20 December 2014
Swiss drugmaker Roche yesterday announced that it has agreed to buy Austrian privately held biotechnology company Dutalys GmbH, in a $489 million deal.
Under the terms of the transaction, Roche will make an upfront cash payment of $133.75 million and additional contingent payments of up to $355 million based on achieving predetermined milestones.
Vienna-based Dutalys specialises in the discovery and development of fully human, bi-specific antibodies based on its proprietary DutaMab technology. The bi-specific antibodies developed are designed to provide novel, best-in-class molecules for several therapeutic areas.
Dutalys was founded in April 2010 and is backed by Austria Wirtschaftsservice / ERP-Funds, by research grants from FFG - the Austrian Research Promotion Agency, and the Technology Agency of the City of Vienna, and by funding from INiTS.
''The platform developed by Dutalys is a breakthrough technology, and we are excited about integrating it within Roche,'' said John Reed, head of Pharma Research and Early Development. ''It strengthens our R&D capabilities in delivering bi-specific antibodies, which have the potential to create transformational new medicines.''
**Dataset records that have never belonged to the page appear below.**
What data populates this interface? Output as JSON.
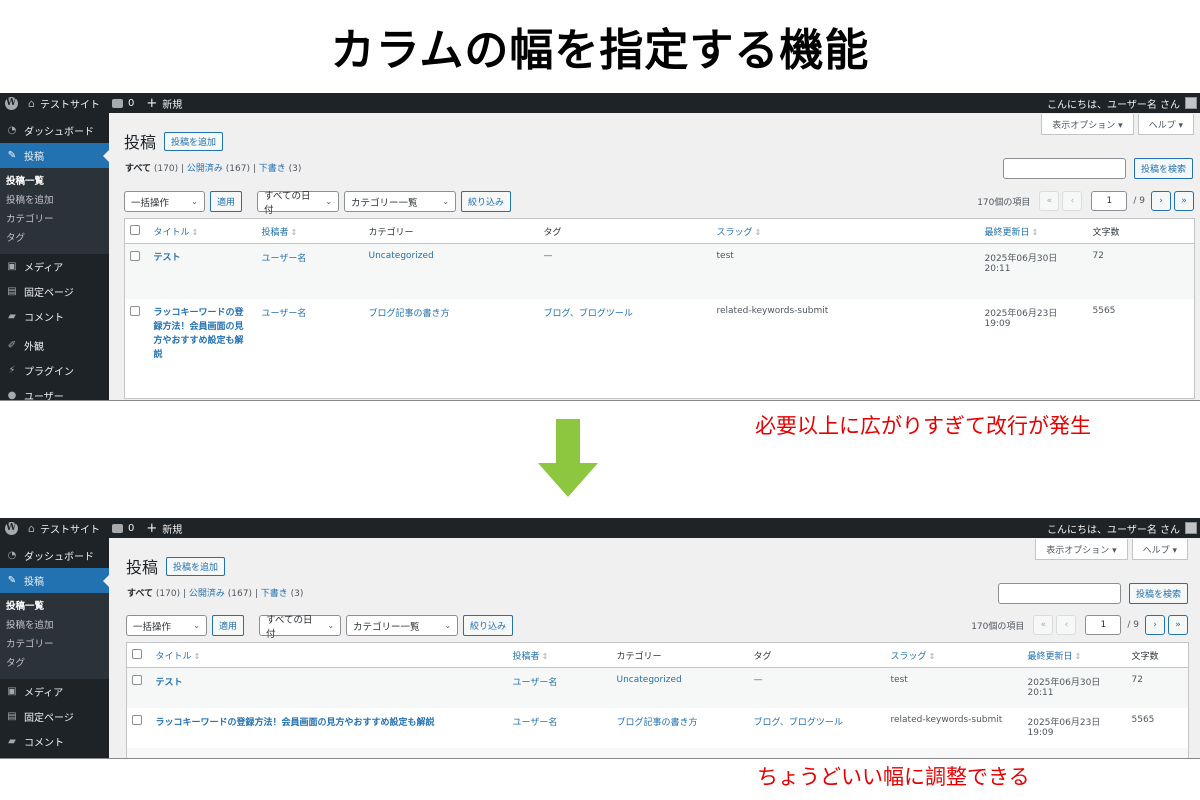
{
  "heading": "カラムの幅を指定する機能",
  "wp": {
    "adminbar": {
      "site_name": "テストサイト",
      "comments_count": "0",
      "new_label": "新規",
      "greeting": "こんにちは、ユーザー名 さん"
    },
    "menu": {
      "dashboard": "ダッシュボード",
      "posts": "投稿",
      "sub_all_posts": "投稿一覧",
      "sub_add_post": "投稿を追加",
      "sub_categories": "カテゴリー",
      "sub_tags": "タグ",
      "media": "メディア",
      "pages": "固定ページ",
      "comments": "コメント",
      "appearance": "外観",
      "plugins": "プラグイン",
      "users": "ユーザー"
    },
    "screen_options": "表示オプション ▾",
    "help": "ヘルプ ▾",
    "page_title": "投稿",
    "add_new": "投稿を追加",
    "views": {
      "all": "すべて",
      "all_count": "(170)",
      "published": "公開済み",
      "published_count": "(167)",
      "drafts": "下書き",
      "drafts_count": "(3)"
    },
    "search_button": "投稿を検索",
    "bulk_action": "一括操作",
    "apply": "適用",
    "all_dates": "すべての日付",
    "category_filter": "カテゴリー一覧",
    "filter_button": "絞り込み",
    "items_count": "170個の項目",
    "pager": {
      "first": "«",
      "prev": "‹",
      "current": "1",
      "total": "/ 9",
      "next": "›",
      "last": "»"
    },
    "columns": {
      "title": "タイトル",
      "author": "投稿者",
      "categories": "カテゴリー",
      "tags": "タグ",
      "slug": "スラッグ",
      "modified": "最終更新日",
      "word_count": "文字数"
    },
    "rows": [
      {
        "title": "テスト",
        "author": "ユーザー名",
        "category": "Uncategorized",
        "tags": "—",
        "slug": "test",
        "modified": "2025年06月30日 20:11",
        "words": "72"
      },
      {
        "title": "ラッコキーワードの登録方法！会員画面の見方やおすすめ設定も解説",
        "author": "ユーザー名",
        "category": "ブログ記事の書き方",
        "tags": "ブログ、ブログツール",
        "slug": "related-keywords-submit",
        "modified": "2025年06月23日 19:09",
        "words": "5565"
      }
    ]
  },
  "notes": {
    "before": "必要以上に広がりすぎて改行が発生",
    "after": "ちょうどいい幅に調整できる"
  },
  "colors": {
    "note": "#e60000",
    "arrow": "#8dc63f",
    "wp_blue": "#2271b1",
    "admin_dark": "#1d2327"
  }
}
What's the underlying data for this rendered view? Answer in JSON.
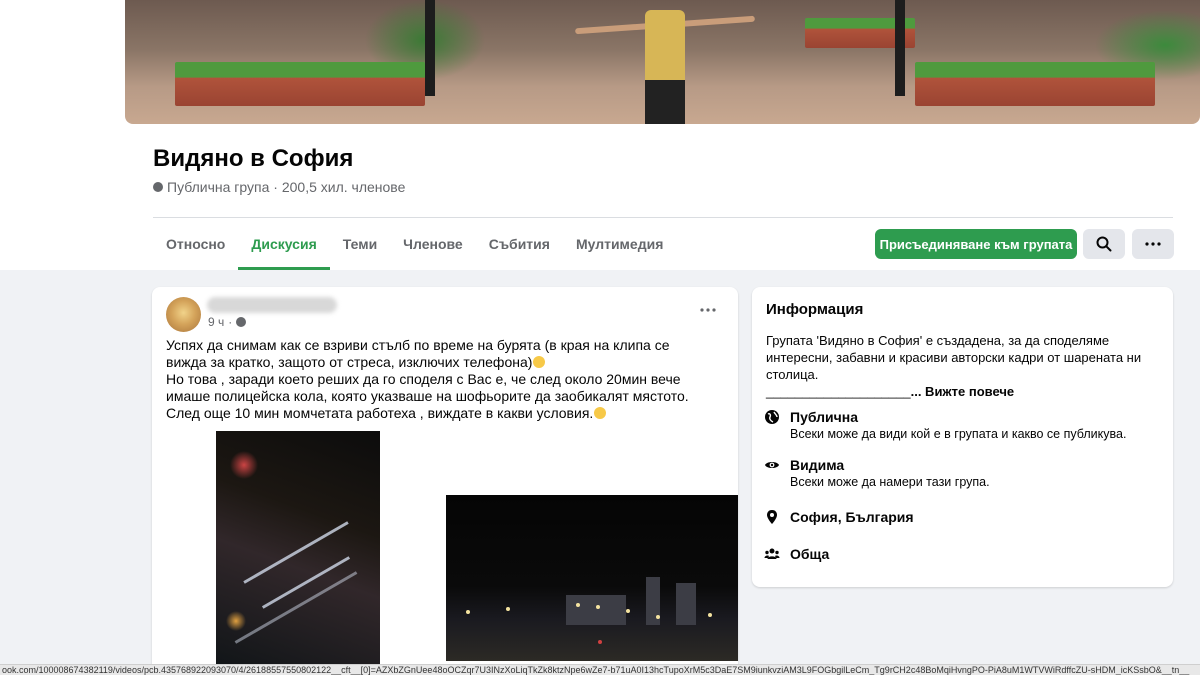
{
  "group": {
    "name": "Видяно в София",
    "meta": "Публична група · 200,5 хил. членове"
  },
  "tabs": [
    {
      "label": "Относно"
    },
    {
      "label": "Дискусия",
      "active": true
    },
    {
      "label": "Теми"
    },
    {
      "label": "Членове"
    },
    {
      "label": "Събития"
    },
    {
      "label": "Мултимедия"
    }
  ],
  "actions": {
    "join_label": "Присъединяване към групата",
    "search_icon": "search-icon",
    "more_icon": "more-icon"
  },
  "post": {
    "time": "9 ч",
    "text_line1": "Успях да снимам как се взриви стълб по време на бурята  (в края на клипа се вижда за кратко, защото от стреса, изключих телефона)",
    "text_line2": "Но  това , заради което реших да го споделя с Вас е, че след около 20мин вече имаше полицейска кола, която указваше на шофьорите да заобикалят мястото. След още 10 мин момчетата работеха , виждате в какви условия."
  },
  "info": {
    "heading": "Информация",
    "description": "Групата 'Видяно в София' е създадена, за да споделяме интересни, забавни и красиви авторски кадри от шарената ни столица.",
    "underline": "____________________",
    "see_more": "... Вижте повече",
    "rows": [
      {
        "icon": "globe-icon",
        "title": "Публична",
        "sub": "Всеки може да види кой е в групата и какво се публикува."
      },
      {
        "icon": "eye-icon",
        "title": "Видима",
        "sub": "Всеки може да намери тази група."
      },
      {
        "icon": "location-pin-icon",
        "title": "София, България",
        "sub": ""
      },
      {
        "icon": "people-icon",
        "title": "Обща",
        "sub": ""
      }
    ]
  },
  "status_bar": "ook.com/100008674382119/videos/pcb.435768922093070/4/26188557550802122__cft__[0]=AZXbZGnUee48oOCZqr7U3INzXoLiqTkZk8ktzNpe6wZe7-b71uA0I13hcTupoXrM5c3DaE7SM9iunkvziAM3L9FOGbgilLeCm_Tg9rCH2c48BoMqiHvngPO-PiA8uM1WTVWiRdffcZU-sHDM_icKSsbO&__tn__"
}
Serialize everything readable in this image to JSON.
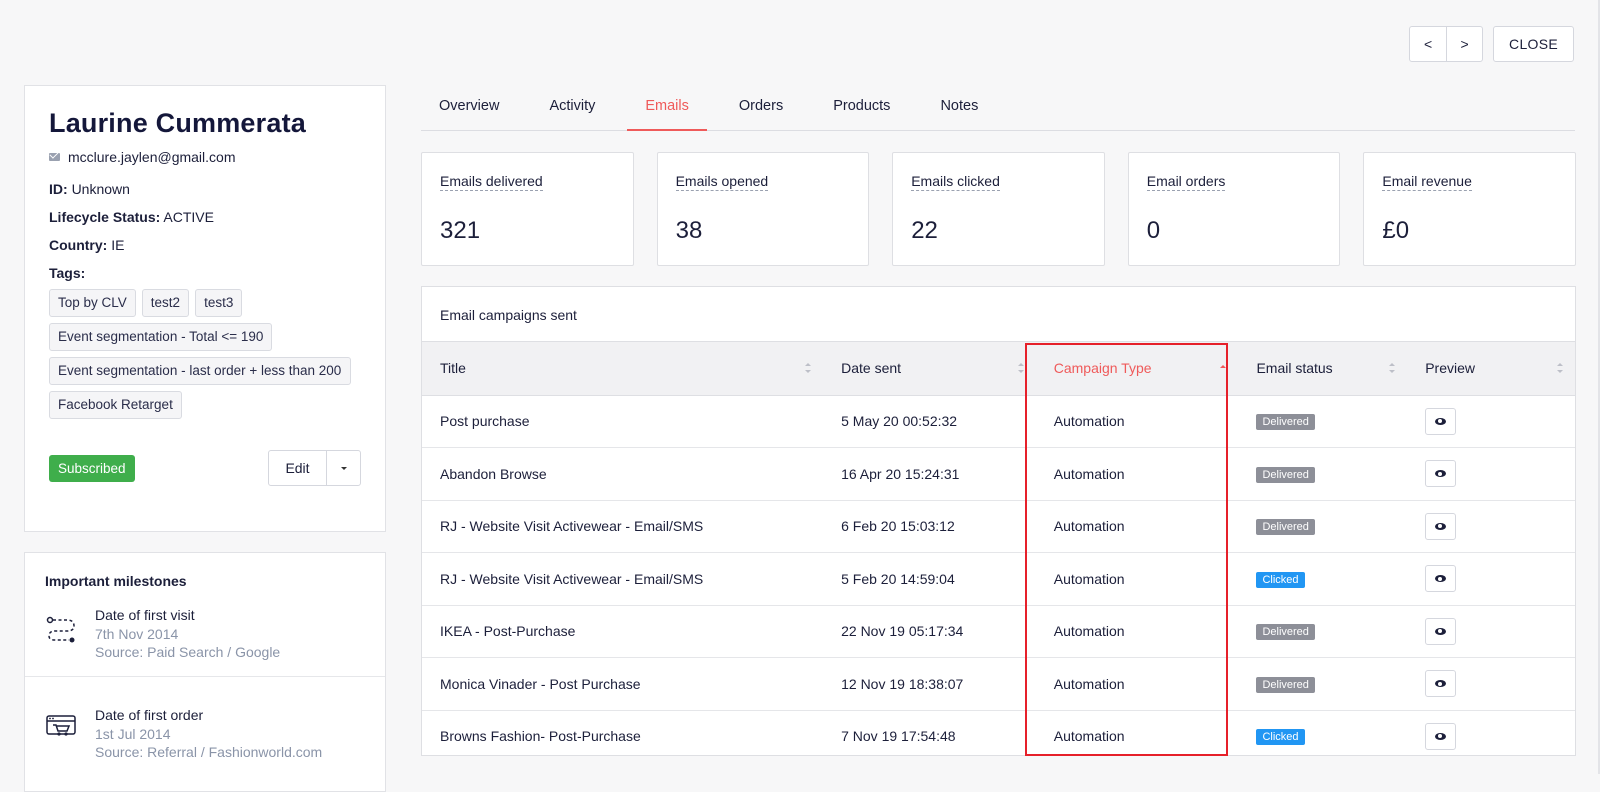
{
  "nav": {
    "prev": "<",
    "next": ">",
    "close": "CLOSE"
  },
  "profile": {
    "name": "Laurine Cummerata",
    "email": "mcclure.jaylen@gmail.com",
    "id_label": "ID:",
    "id_value": "Unknown",
    "lifecycle_label": "Lifecycle Status:",
    "lifecycle_value": "ACTIVE",
    "country_label": "Country:",
    "country_value": "IE",
    "tags_label": "Tags:",
    "tags": [
      "Top by CLV",
      "test2",
      "test3",
      "Event segmentation - Total <= 190",
      "Event segmentation - last order + less than 200",
      "Facebook Retarget"
    ],
    "subscribed": "Subscribed",
    "edit": "Edit"
  },
  "milestones": {
    "title": "Important milestones",
    "items": [
      {
        "title": "Date of first visit",
        "date": "7th Nov 2014",
        "source": "Source: Paid Search / Google",
        "icon": "route-icon"
      },
      {
        "title": "Date of first order",
        "date": "1st Jul 2014",
        "source": "Source: Referral / Fashionworld.com",
        "icon": "cart-icon"
      }
    ]
  },
  "tabs": [
    "Overview",
    "Activity",
    "Emails",
    "Orders",
    "Products",
    "Notes"
  ],
  "active_tab": "Emails",
  "stats": [
    {
      "label": "Emails delivered",
      "value": "321"
    },
    {
      "label": "Emails opened",
      "value": "38"
    },
    {
      "label": "Emails clicked",
      "value": "22"
    },
    {
      "label": "Email orders",
      "value": "0"
    },
    {
      "label": "Email revenue",
      "value": "£0"
    }
  ],
  "campaigns": {
    "title": "Email campaigns sent",
    "columns": [
      "Title",
      "Date sent",
      "Campaign Type",
      "Email status",
      "Preview"
    ],
    "sorted_column": "Campaign Type",
    "rows": [
      {
        "title": "Post purchase",
        "date": "5 May 20 00:52:32",
        "type": "Automation",
        "status": "Delivered"
      },
      {
        "title": "Abandon Browse",
        "date": "16 Apr 20 15:24:31",
        "type": "Automation",
        "status": "Delivered"
      },
      {
        "title": "RJ - Website Visit Activewear - Email/SMS",
        "date": "6 Feb 20 15:03:12",
        "type": "Automation",
        "status": "Delivered"
      },
      {
        "title": "RJ - Website Visit Activewear - Email/SMS",
        "date": "5 Feb 20 14:59:04",
        "type": "Automation",
        "status": "Clicked"
      },
      {
        "title": "IKEA - Post-Purchase",
        "date": "22 Nov 19 05:17:34",
        "type": "Automation",
        "status": "Delivered"
      },
      {
        "title": "Monica Vinader - Post Purchase",
        "date": "12 Nov 19 18:38:07",
        "type": "Automation",
        "status": "Delivered"
      },
      {
        "title": "Browns Fashion- Post-Purchase",
        "date": "7 Nov 19 17:54:48",
        "type": "Automation",
        "status": "Clicked"
      }
    ]
  },
  "colors": {
    "accent": "#ef5a5a",
    "subscribed": "#3fae4b",
    "clicked": "#2196f3",
    "delivered": "#8d8f98",
    "highlight": "#e6202a"
  }
}
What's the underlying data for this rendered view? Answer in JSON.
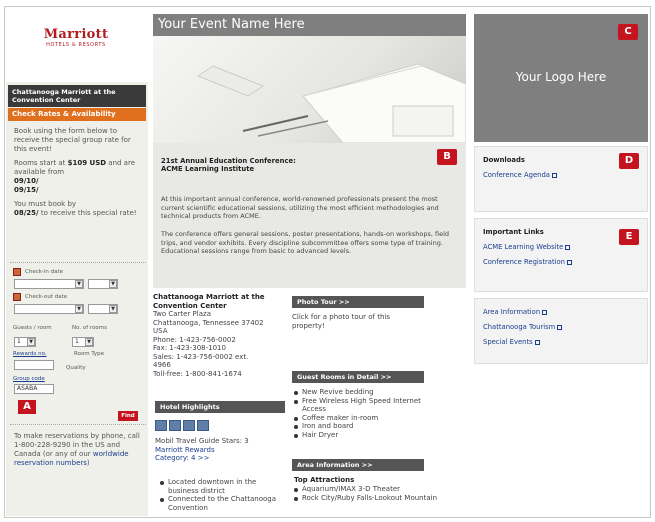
{
  "sidebar": {
    "logo_brand": "Marriott",
    "logo_sub": "HOTELS & RESORTS",
    "hotel_title": "Chattanooga Marriott at the Convention Center",
    "check_rates": "Check Rates & Availability",
    "book_p1": "Book using the form below to receive the special group rate for this event!",
    "book_p2_a": "Rooms start at ",
    "book_price": "$109 USD",
    "book_p2_b": " and are available from",
    "date_from": "09/10/",
    "date_to": "09/15/",
    "book_p3_a": "You must book by",
    "book_deadline": "08/25/",
    "book_p3_b": " to receive this special rate!",
    "checkin_label": "Check-in date",
    "checkout_label": "Check-out date",
    "guests_label": "Guests / room",
    "rooms_label": "No. of rooms",
    "guests_value": "1",
    "rooms_value": "1",
    "rewards_label": "Rewards no.",
    "room_type_label": "Room Type",
    "quality_label": "Quality",
    "group_code_label": "Group code",
    "group_code_value": "ASABA",
    "badge": "A",
    "find_button": "Find",
    "reserve_text": "To make reservations by phone, call 1-800-228-9290 in the US and Canada (or any of our ",
    "reserve_link": "worldwide reservation numbers",
    "reserve_end": ")"
  },
  "main": {
    "event_title": "Your Event Name Here",
    "badge_b": "B",
    "conf_title_1": "21st Annual Education Conference:",
    "conf_title_2": "ACME Learning Institute",
    "conf_p1": "At this important annual conference, world-renowned professionals present the most current scientific educational sessions, utilizing the most efficient methodologies and technical products from ACME.",
    "conf_p2": "The conference offers general sessions, poster presentations, hands-on workshops, field trips, and vendor exhibits. Every discipline subcommittee offers some type of training. Educational sessions range from basic to advanced levels."
  },
  "hotel": {
    "name_1": "Chattanooga Marriott at the",
    "name_2": "Convention Center",
    "address_1": "Two Carter Plaza",
    "address_2": "Chattanooga, Tennessee 37402",
    "country": "USA",
    "phone": "Phone:  1-423-756-0002",
    "fax": "Fax:  1-423-308-1010",
    "sales_1": "Sales:  1-423-756-0002 ext.",
    "sales_2": "4966",
    "tollfree": "Toll-free:  1-800-841-1674",
    "highlights_bar": "Hotel Highlights",
    "mobil_1": "Mobil Travel Guide Stars: 3",
    "mobil_2": "Marriott Rewards",
    "mobil_3": "Category: 4 >>",
    "highlights": [
      "Located downtown in the business district",
      "Connected to the Chattanooga Convention"
    ]
  },
  "col3": {
    "photo_bar": "Photo Tour >>",
    "photo_text": "Click for a photo tour of this property!",
    "guest_bar": "Guest Rooms in Detail >>",
    "guest_items": [
      "New Revive bedding",
      "Free Wireless High Speed Internet Access",
      "Coffee maker in-room",
      "Iron and board",
      "Hair Dryer"
    ],
    "area_bar": "Area Information >>",
    "top_attractions": "Top Attractions",
    "attractions": [
      "Aquarium/IMAX 3-D Theater",
      "Rock City/Ruby Falls-Lookout Mountain"
    ]
  },
  "right": {
    "logo_text": "Your Logo Here",
    "badge_c": "C",
    "downloads_head": "Downloads",
    "download_link": "Conference Agenda",
    "badge_d": "D",
    "links_head": "Important Links",
    "link1": "ACME Learning Website",
    "link2": "Conference Registration",
    "badge_e": "E",
    "area_link": "Area Information",
    "tourism_link": "Chattanooga Tourism",
    "events_link": "Special Events"
  }
}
''We are delighted to have found a partner who has the capability to fully leverage our technology for maximum patient benefit.'' said Roland Beckmann, co-founder and CSO of Dutalys. ''DutaMabs are suitable for the treatment of numerous disease mechanisms and therapeutic targets, and we are very much looking forward to developing diverse novel therapeutics within the Roche R&D team.''
Roche is the world's largest biotech company, and specialises in oncology, immunology, infectious diseases, ophthalmology and neuroscience.
Roche is also the leader in in-vitro diagnostics and tissue-based cancer diagnostics, and a frontrunner in diabetes management. Twenty-four medicines developed by Roche are included in the World Health Organisation Model Lists of Essential Medicines, among them life-saving antibiotics, antimalarials and chemotherapy.